Global oil markets reacted positively to the agreed production cuts by both Opec and non-Opec countries, with Brent crude rising to a 17-month high.

The Brent price rose above $55 a barrel in the days after non-Opec producers, including Russia, struck a deal on 10 December in Vienna to reduce oil production, reaching the highest price since July 2015.

Non-Opec countries agreed to 558,000 barrels a day (b/d) of cuts on top of the 1.2 million-b/d reduction being pushed through by Opec, which should return some balance to an oversupplied global market.

Analysts are bullish about the sustained recovery of prices in the near term, but there are several ways the strategy could be derailed.

UK bank Barclays forecasts Brent to average $57 a barrel in the first quarter of 2017 and increase to $62 in the second quarter.
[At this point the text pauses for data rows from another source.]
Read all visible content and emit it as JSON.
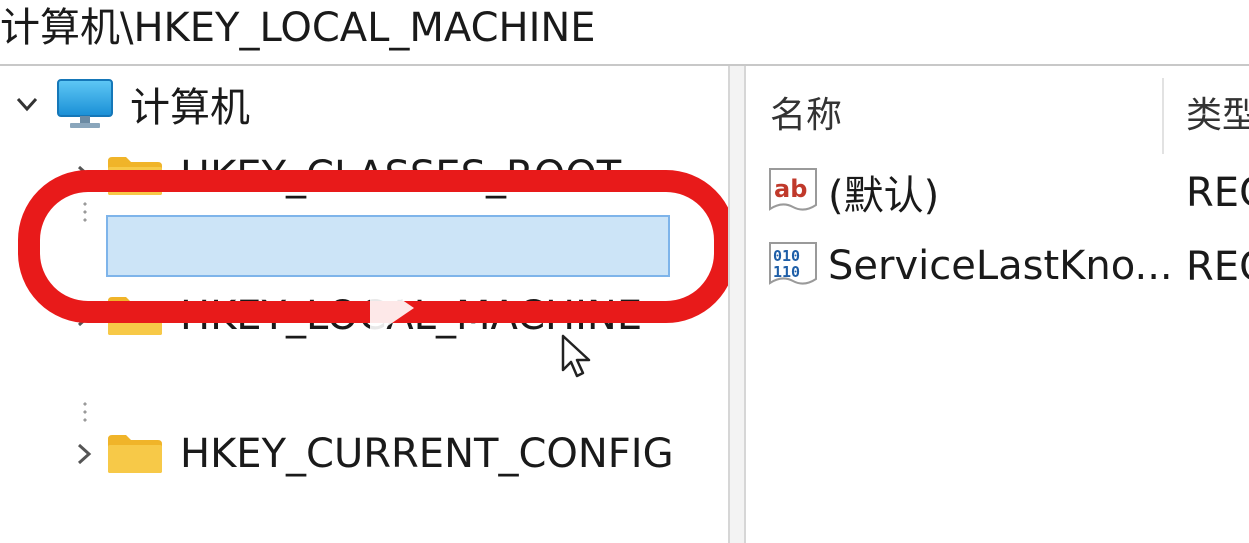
{
  "address_bar": {
    "path": "计算机\\HKEY_LOCAL_MACHINE"
  },
  "tree": {
    "root": {
      "label": "计算机",
      "icon": "computer-icon",
      "expanded": true
    },
    "items": [
      {
        "label": "HKEY_CLASSES_ROOT",
        "icon": "folder-icon",
        "expanded": false
      },
      {
        "label": "HKEY_LOCAL_MACHINE",
        "icon": "folder-icon",
        "expanded": false,
        "selected": true
      },
      {
        "label": "HKEY_CURRENT_CONFIG",
        "icon": "folder-icon",
        "expanded": false
      }
    ]
  },
  "list": {
    "columns": [
      "名称",
      "类型"
    ],
    "rows": [
      {
        "name": "(默认)",
        "type": "REG",
        "icon": "string-value-icon"
      },
      {
        "name": "ServiceLastKno...",
        "type": "REG",
        "icon": "binary-value-icon"
      }
    ]
  },
  "colors": {
    "highlight_ring": "#e81a1a",
    "selection_fill": "#cce4f7",
    "selection_border": "#7eb4ea",
    "folder": "#f5c542"
  }
}
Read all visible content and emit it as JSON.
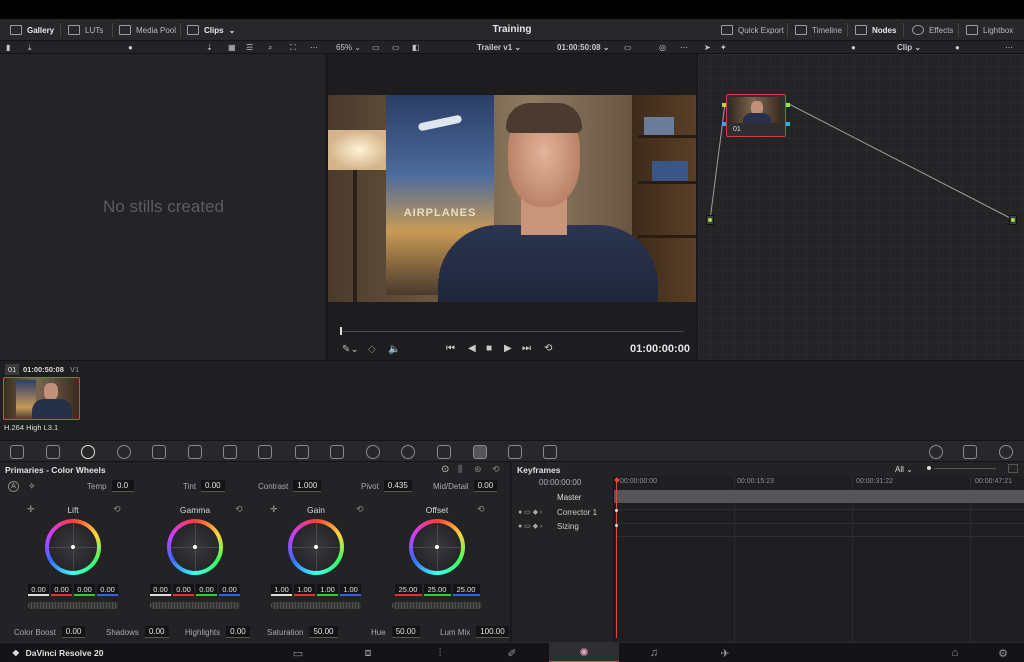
{
  "header": {
    "left": [
      {
        "label": "Gallery",
        "active": true
      },
      {
        "label": "LUTs"
      },
      {
        "label": "Media Pool"
      },
      {
        "label": "Clips",
        "dropdown": true,
        "active": true
      }
    ],
    "title": "Training",
    "right": [
      {
        "label": "Quick Export"
      },
      {
        "label": "Timeline"
      },
      {
        "label": "Nodes",
        "active": true
      },
      {
        "label": "Effects"
      },
      {
        "label": "Lightbox"
      }
    ]
  },
  "toolbar": {
    "zoom": "65%",
    "timeline": "Trailer v1",
    "timecode": "01:00:50:08",
    "mode": "Clip"
  },
  "gallery": {
    "empty_text": "No stills created"
  },
  "viewer": {
    "poster_text": "AIRPLANES",
    "current_time": "01:00:00:00"
  },
  "node": {
    "label": "01"
  },
  "strip": {
    "clip_index": "01",
    "clip_timecode": "01:00:50:08",
    "track": "V1",
    "codec": "H.264 High L3.1"
  },
  "primaries": {
    "title": "Primaries - Color Wheels",
    "params": [
      {
        "label": "Temp",
        "value": "0.0"
      },
      {
        "label": "Tint",
        "value": "0.00"
      },
      {
        "label": "Contrast",
        "value": "1.000"
      },
      {
        "label": "Pivot",
        "value": "0.435"
      },
      {
        "label": "Mid/Detail",
        "value": "0.00"
      }
    ],
    "wheels": [
      {
        "name": "Lift",
        "values": [
          "0.00",
          "0.00",
          "0.00",
          "0.00"
        ]
      },
      {
        "name": "Gamma",
        "values": [
          "0.00",
          "0.00",
          "0.00",
          "0.00"
        ]
      },
      {
        "name": "Gain",
        "values": [
          "1.00",
          "1.00",
          "1.00",
          "1.00"
        ]
      },
      {
        "name": "Offset",
        "values": [
          "25.00",
          "25.00",
          "25.00"
        ]
      }
    ],
    "bottom_params": [
      {
        "label": "Color Boost",
        "value": "0.00"
      },
      {
        "label": "Shadows",
        "value": "0.00"
      },
      {
        "label": "Highlights",
        "value": "0.00"
      },
      {
        "label": "Saturation",
        "value": "50.00"
      },
      {
        "label": "Hue",
        "value": "50.00"
      },
      {
        "label": "Lum Mix",
        "value": "100.00"
      }
    ]
  },
  "keyframes": {
    "title": "Keyframes",
    "filter": "All",
    "timecode": "00:00:00:00",
    "ticks": [
      "00:00:00:00",
      "00:00:15:23",
      "00:00:31:22",
      "00:00:47:21"
    ],
    "tracks": [
      "Master",
      "Corrector 1",
      "Sizing"
    ]
  },
  "bottombar": {
    "app_name": "DaVinci Resolve 20"
  },
  "colors": {
    "accent": "#e64a3c",
    "active_node_border": "#d04040",
    "playhead": "#e8442f"
  }
}
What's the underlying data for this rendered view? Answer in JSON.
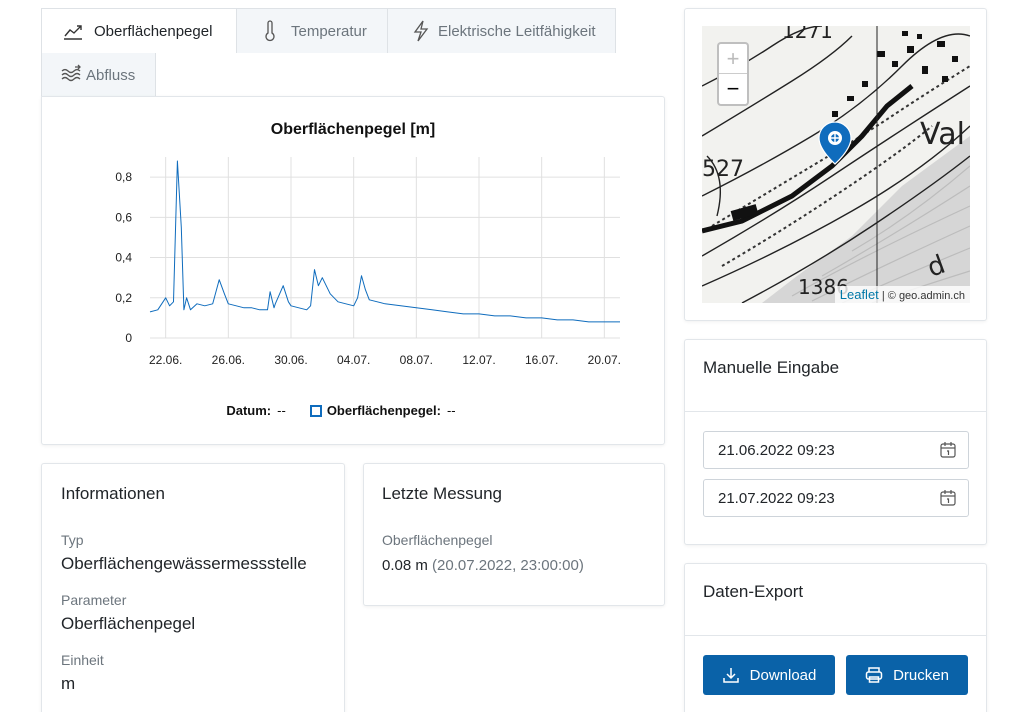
{
  "tabs": [
    {
      "label": "Oberflächenpegel",
      "icon": "line-chart-icon",
      "active": true
    },
    {
      "label": "Temperatur",
      "icon": "thermometer-icon",
      "active": false
    },
    {
      "label": "Elektrische Leitfähigkeit",
      "icon": "lightning-icon",
      "active": false
    },
    {
      "label": "Abfluss",
      "icon": "flow-waves-icon",
      "active": false
    }
  ],
  "chart": {
    "title": "Oberflächenpegel [m]",
    "legend_date_label": "Datum:",
    "legend_date_value": "--",
    "legend_series_label": "Oberflächenpegel:",
    "legend_series_value": "--"
  },
  "chart_data": {
    "type": "line",
    "title": "Oberflächenpegel [m]",
    "xlabel": "",
    "ylabel": "",
    "x_tick_labels": [
      "22.06.",
      "26.06.",
      "30.06.",
      "04.07.",
      "08.07.",
      "12.07.",
      "16.07.",
      "20.07."
    ],
    "y_tick_labels": [
      "0",
      "0,2",
      "0,4",
      "0,6",
      "0,8"
    ],
    "y_ticks": [
      0,
      0.2,
      0.4,
      0.6,
      0.8
    ],
    "ylim": [
      0,
      0.9
    ],
    "xlim": [
      "2022-06-21",
      "2022-07-21"
    ],
    "grid": true,
    "color": "#0f6cbd",
    "series": [
      {
        "name": "Oberflächenpegel",
        "points": [
          [
            "2022-06-21",
            0.13
          ],
          [
            "2022-06-21T12",
            0.14
          ],
          [
            "2022-06-22",
            0.2
          ],
          [
            "2022-06-22T06",
            0.16
          ],
          [
            "2022-06-22T12",
            0.18
          ],
          [
            "2022-06-22T18",
            0.88
          ],
          [
            "2022-06-23",
            0.55
          ],
          [
            "2022-06-23T04",
            0.14
          ],
          [
            "2022-06-23T08",
            0.2
          ],
          [
            "2022-06-23T14",
            0.14
          ],
          [
            "2022-06-24",
            0.17
          ],
          [
            "2022-06-24T12",
            0.16
          ],
          [
            "2022-06-25",
            0.17
          ],
          [
            "2022-06-25T10",
            0.29
          ],
          [
            "2022-06-25T18",
            0.22
          ],
          [
            "2022-06-26",
            0.17
          ],
          [
            "2022-06-26T12",
            0.16
          ],
          [
            "2022-06-27",
            0.15
          ],
          [
            "2022-06-27T12",
            0.15
          ],
          [
            "2022-06-28",
            0.14
          ],
          [
            "2022-06-28T12",
            0.14
          ],
          [
            "2022-06-28T16",
            0.23
          ],
          [
            "2022-06-28T22",
            0.15
          ],
          [
            "2022-06-29",
            0.17
          ],
          [
            "2022-06-29T12",
            0.26
          ],
          [
            "2022-06-29T20",
            0.18
          ],
          [
            "2022-06-30",
            0.16
          ],
          [
            "2022-06-30T12",
            0.15
          ],
          [
            "2022-07-01",
            0.14
          ],
          [
            "2022-07-01T06",
            0.16
          ],
          [
            "2022-07-01T12",
            0.34
          ],
          [
            "2022-07-01T18",
            0.26
          ],
          [
            "2022-07-02",
            0.3
          ],
          [
            "2022-07-02T12",
            0.22
          ],
          [
            "2022-07-03",
            0.18
          ],
          [
            "2022-07-03T12",
            0.17
          ],
          [
            "2022-07-04",
            0.16
          ],
          [
            "2022-07-04T06",
            0.2
          ],
          [
            "2022-07-04T12",
            0.31
          ],
          [
            "2022-07-04T18",
            0.24
          ],
          [
            "2022-07-05",
            0.19
          ],
          [
            "2022-07-06",
            0.17
          ],
          [
            "2022-07-07",
            0.16
          ],
          [
            "2022-07-08",
            0.15
          ],
          [
            "2022-07-09",
            0.14
          ],
          [
            "2022-07-10",
            0.13
          ],
          [
            "2022-07-11",
            0.12
          ],
          [
            "2022-07-12",
            0.12
          ],
          [
            "2022-07-13",
            0.11
          ],
          [
            "2022-07-14",
            0.11
          ],
          [
            "2022-07-15",
            0.1
          ],
          [
            "2022-07-16",
            0.1
          ],
          [
            "2022-07-17",
            0.09
          ],
          [
            "2022-07-18",
            0.09
          ],
          [
            "2022-07-19",
            0.08
          ],
          [
            "2022-07-20",
            0.08
          ],
          [
            "2022-07-21",
            0.08
          ]
        ]
      }
    ]
  },
  "info": {
    "header": "Informationen",
    "type_label": "Typ",
    "type_value": "Oberflächengewässermessstelle",
    "param_label": "Parameter",
    "param_value": "Oberflächenpegel",
    "unit_label": "Einheit",
    "unit_value": "m"
  },
  "last": {
    "header": "Letzte Messung",
    "label": "Oberflächenpegel",
    "value": "0.08 m",
    "timestamp": "(20.07.2022, 23:00:00)"
  },
  "map": {
    "zoom_in": "+",
    "zoom_out": "−",
    "leaflet": "Leaflet",
    "separator": "|",
    "copyright": "© geo.admin.ch",
    "labels": [
      "1271",
      "Val",
      "527",
      "1386",
      "d"
    ]
  },
  "manual": {
    "header": "Manuelle Eingabe",
    "start": "21.06.2022 09:23",
    "end": "21.07.2022 09:23"
  },
  "export": {
    "header": "Daten-Export",
    "download": "Download",
    "print": "Drucken"
  }
}
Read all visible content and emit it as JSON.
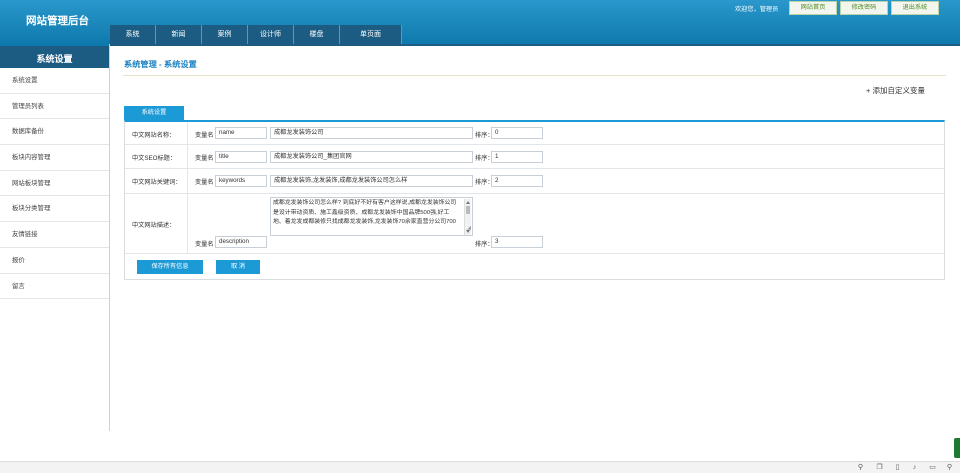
{
  "app": {
    "title": "网站管理后台"
  },
  "header": {
    "welcome": "欢迎您，管理员",
    "buttons": [
      "网站首页",
      "修改密码",
      "退出系统"
    ]
  },
  "nav": [
    "系统",
    "新闻",
    "案例",
    "设计师",
    "楼盘",
    "单页面"
  ],
  "sidebar": {
    "title": "系统设置",
    "items": [
      "系统设置",
      "管理员列表",
      "数据库备份",
      "板块内容管理",
      "网站板块管理",
      "板块分类管理",
      "友情链接",
      "报价",
      "留言"
    ]
  },
  "main": {
    "breadcrumb": "系统管理 - 系统设置",
    "add_var": "+ 添加自定义变量",
    "tab": "系统设置",
    "var_label": "变量名",
    "sort_label": "排序：",
    "rows": [
      {
        "label": "中文网站名称：",
        "var": "name",
        "value": "成都龙发装饰公司",
        "sort": "0"
      },
      {
        "label": "中文SEO标题：",
        "var": "title",
        "value": "成都龙发装饰公司_集团官网",
        "sort": "1"
      },
      {
        "label": "中文网站关键词：",
        "var": "keywords",
        "value": "成都龙发装饰,龙发装饰,成都龙发装饰公司怎么样",
        "sort": "2"
      },
      {
        "label": "中文网站描述：",
        "var": "description",
        "value": "成都龙发装饰公司怎么样? 到底好不好有客户这样说,成都龙发装饰公司是设计带动资质、施工鑫级资质、成都龙发装饰中国品牌500强,好工地、着龙发成都装修只找成都龙发装饰,龙发装饰70余家直营分公司700",
        "sort": "3"
      }
    ],
    "save_label": "保存所有信息",
    "cancel_label": "取 消"
  },
  "taskbar": {
    "icons": [
      "pin-icon",
      "copy-icon",
      "trash-icon",
      "volume-icon",
      "chat-icon",
      "search-icon"
    ]
  },
  "colors": {
    "topbar": "#1a8bc0",
    "nav": "#1c5c82",
    "accent": "#1c9ad6",
    "top_btn_text": "#4f8a25"
  }
}
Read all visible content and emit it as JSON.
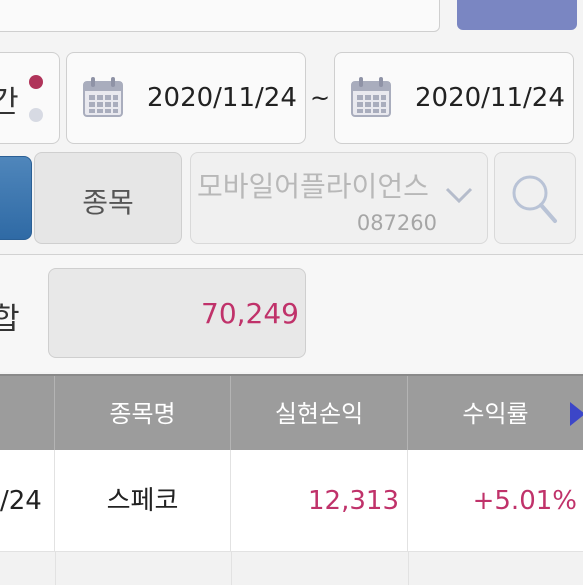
{
  "period": {
    "radio_label": "간",
    "from_date": "2020/11/24",
    "separator": "~",
    "to_date": "2020/11/24",
    "calendar_icon": "calendar-icon"
  },
  "search": {
    "type_label": "종목",
    "stock_name": "모바일어플라이언스",
    "stock_code": "087260",
    "search_icon": "search-icon"
  },
  "summary": {
    "label": "합",
    "value": "70,249"
  },
  "table": {
    "headers": [
      "",
      "종목명",
      "실현손익",
      "수익률"
    ],
    "rows": [
      {
        "date": "/24",
        "name": "스페코",
        "profit": "12,313",
        "rate": "+5.01%"
      }
    ]
  },
  "colors": {
    "accent_blue": "#2f6aa5",
    "profit_red": "#c0326a",
    "header_gray": "#9c9c9c",
    "arrow_blue": "#3c46c8"
  }
}
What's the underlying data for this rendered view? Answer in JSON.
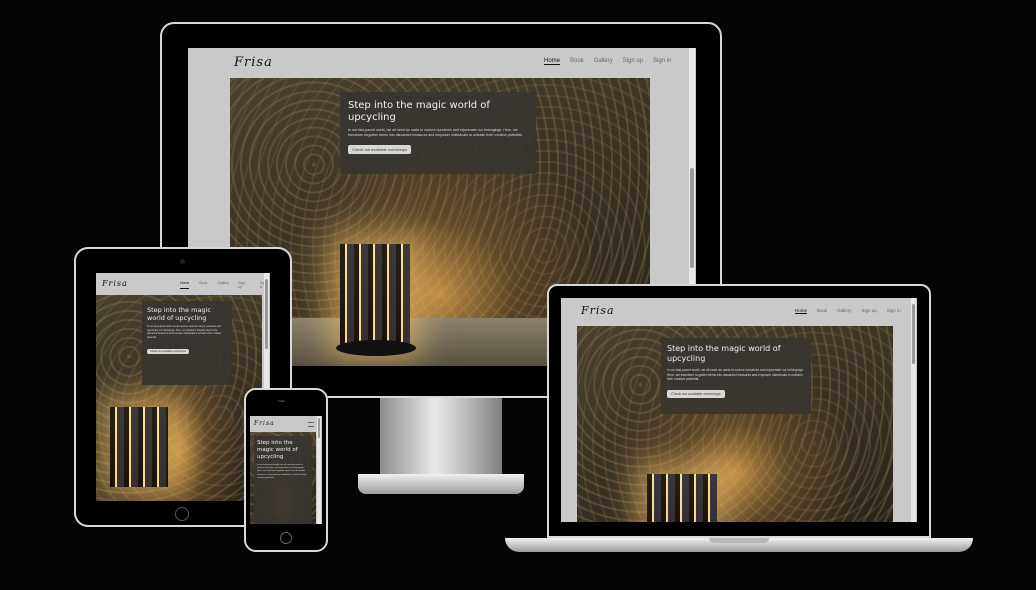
{
  "site": {
    "logo": "Frisa",
    "nav": [
      "Home",
      "Book",
      "Gallery",
      "Sign up",
      "Sign in"
    ],
    "hero_title": "Step into the magic world of upcycling",
    "hero_text": "In our fast-paced world, we all need an oasis to nurture ourselves and rejuvenate our belongings. Here, we transform forgotten items into discarded treasures and empower individuals to unleash their creative potential.",
    "hero_button": "Check out available workshops"
  },
  "phone": {
    "status": "Frisa"
  },
  "colors": {
    "background": "#050505",
    "card": "#37342f",
    "nav_bar": "#c9c9c9"
  }
}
This compares with an expected average of just $45 a barrel for the whole of 2016.

Oil-exporting countries in the Middle East and North Africa (Mena) should see higher oil revenues at this level of price increase, despite the reduction of crude export volumes.

The about-turn by Saudi Arabia, the most influential Opec oil exporter, shows a clear shift in its oil strategy, having previously reacted to oversupply and lower prices by increasing production to retain market share.

This strategy was in part to hurt US shale oil producers, which typically have higher costs and must shut down production at lower prices. However, unconventional oil in North America proved resilient at lower prices and is likely to be the real winner if the market has a sustainable recovery in 2017.

Barclays warns there is a high risk of non-compliance as oil exporters follow through with the agreed cuts. Analysts had noted that some countries had already given the appearance of higher crude production by ramping up crude exports and reporting lower refinery runs before the agreement, without changing production levels. This would allow countries to report lower production without making material changes.

Regardless of the outcome of the cuts, the widespread agreement by both Opec and non-Opec countries surpassed even the most optimistic pre-negotiation forecasts and could spell a new era of cooperation between the world’s biggest oil players.

Production reports in January 2017 and beyond will give some indication to how strictly the big exporters abide by their agreed cuts.